The recent financial crisis has forced me to live on less, while also trying to find a way to make ends meet and saving for retirement. Don’t get me wrong, it wasn’t like I had much to begin with. While I could say that it was challenging, I don’t believe that “challenging” sums it up in a pretty little nutshell. I believe that “trying”, “frustrating” and even “scary” are words that would best describe it (however I cannot discount challenging because it’s been that too).
I have always been a little on the frugal side so going back to the basics was not as difficult as I thought it was going to be, although I was not expecting to have to do that now. Now when I’m thinking about retirement (and the fact that retirement is looming on the horizon adds to the issue), now when I’m thinking about settling down, chilling out and relaxing…these new issues arise. I was once told that whatever doesn’t kill you makes you stronger, but worrying about money and how to take care of things is not my idea of a good time.
So with that I started thinking, what can I do to change my situation. Clearly since someone has “moved my cheese”, it made me think that now might be a good time to start actually thinking about my situation, what I could do differently and where can I go from here. Here is what I came up with.
1. Change my attitude. Everyone in some way or another has been affected by the financial crisis and I know that there are people who are worse off and people who are better off. If I think of it as a learning situation, it better equips me to go out and learn about my options.
2.Take action. Once I have this information in hand, I can do one of two things. I can put it to good use or I can shove it in a drawer, complain about my situation and stay stuck.
3. Change my thinking. I can look at the positive or focus on the negative, the choice is mine. When I focus on the negative and everything that wrong, I will bring more of what’s wrong to me. I want to bring more of what’s right, so I decided that’s it’s in my best interest to think positive about the financial crisis.
4. Go back to the basics. Although cutting back is not fun (because I’d much rather be spending), I recognize that the more I spend, the more I worry. Worrying about the financial crisis just makes me edgy and cranky and that doesn’t go well with my positive attitude.
5. Create a plan. With a plan, I know that I won’t have to stay in “cut back” mode 24/7. It gives me the space I need to be able to reward myself – without the splurging and without the guilt . It also helps me to stay on track in achieve the financial goals that I have set for myself.

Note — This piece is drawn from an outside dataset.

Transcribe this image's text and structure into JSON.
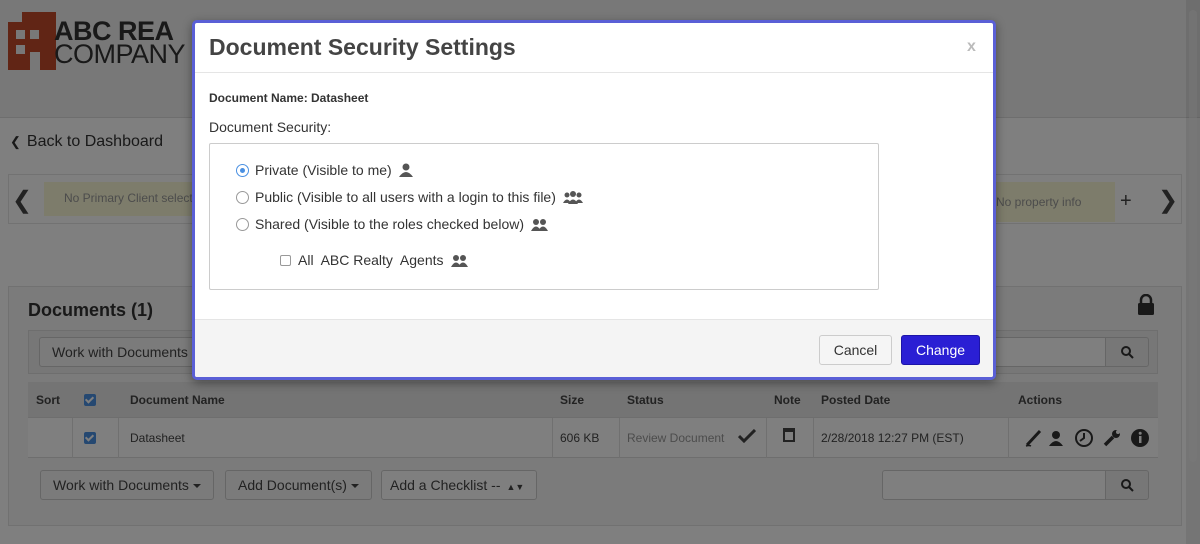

6. Talk to a certified financial planner. A CFP will help me to look at my goals from an objective perspective. It’s easier to see where you’re going when outside of the storm, instead of in it.
7. Try to keep a positive attitude. Okay so I’m supposed to keep a positive attitude when my financial world is crumbling. Yes – I’ll probably be eating crow after this one, but as I mentioned in steps #1,2 & 3, try to see this as a new beginning. A new way of doing things and seeing things. This one is not going to be an easy one, but with all things that are not easy, it will be worth it.
We all have been affected by the financial crisis in one way or another, but keeping our wits about ourselves, taking steps to correct the situation and looking at it as a stepping stone rather than a curse is an outstanding way to start down the road to recovery. Your situation and steps may be different from mine, but may be equally effective in taking you on your way to financial recovery. Best of luck and much prosperity to you.